WORK ITEM: From the first line to the last, set down the material exactly and drop every picture.
───
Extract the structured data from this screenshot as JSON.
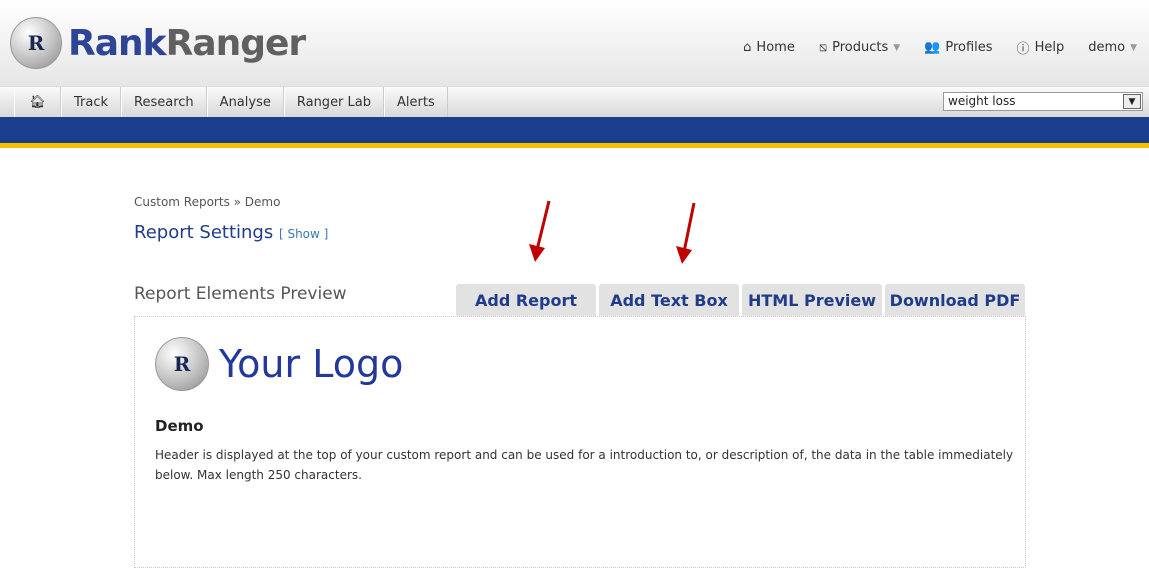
{
  "brand": {
    "part1": "Rank",
    "part2": "Ranger",
    "badge": "R"
  },
  "topnav": [
    {
      "label": "Home",
      "icon": "home-icon"
    },
    {
      "label": "Products",
      "icon": "products-icon"
    },
    {
      "label": "Profiles",
      "icon": "profiles-icon"
    },
    {
      "label": "Help",
      "icon": "help-icon"
    },
    {
      "label": "demo"
    }
  ],
  "tabs": [
    "Track",
    "Research",
    "Analyse",
    "Ranger Lab",
    "Alerts"
  ],
  "profile_select": {
    "value": "weight loss"
  },
  "breadcrumb": "Custom Reports » Demo",
  "settings": {
    "title": "Report Settings",
    "show": "[ Show ]"
  },
  "preview": {
    "title": "Report Elements Preview",
    "buttons": [
      "Add Report",
      "Add Text Box",
      "HTML Preview",
      "Download PDF"
    ],
    "logo_text": "Your Logo",
    "logo_badge": "R",
    "heading": "Demo",
    "description": "Header is displayed at the top of your custom report and can be used for a introduction to, or description of, the data in the table immediately below. Max length 250 characters."
  },
  "colors": {
    "accent": "#1a3d8c",
    "stripe": "#f8be00",
    "arrow": "#c00000"
  }
}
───
REPLY:
Extract the structured data from this screenshot as JSON.
{
  "brand": {
    "part1": "Rank",
    "part2": "Ranger",
    "badge": "R"
  },
  "topnav": [
    {
      "label": "Home",
      "icon": "home-icon"
    },
    {
      "label": "Products",
      "icon": "products-icon"
    },
    {
      "label": "Profiles",
      "icon": "profiles-icon"
    },
    {
      "label": "Help",
      "icon": "help-icon"
    },
    {
      "label": "demo"
    }
  ],
  "tabs": [
    "Track",
    "Research",
    "Analyse",
    "Ranger Lab",
    "Alerts"
  ],
  "profile_select": {
    "value": "weight loss"
  },
  "breadcrumb": "Custom Reports » Demo",
  "settings": {
    "title": "Report Settings",
    "show": "[ Show ]"
  },
  "preview": {
    "title": "Report Elements Preview",
    "buttons": [
      "Add Report",
      "Add Text Box",
      "HTML Preview",
      "Download PDF"
    ],
    "logo_text": "Your Logo",
    "logo_badge": "R",
    "heading": "Demo",
    "description": "Header is displayed at the top of your custom report and can be used for a introduction to, or description of, the data in the table immediately below. Max length 250 characters."
  },
  "colors": {
    "accent": "#1a3d8c",
    "stripe": "#f8be00",
    "arrow": "#c00000"
  }
}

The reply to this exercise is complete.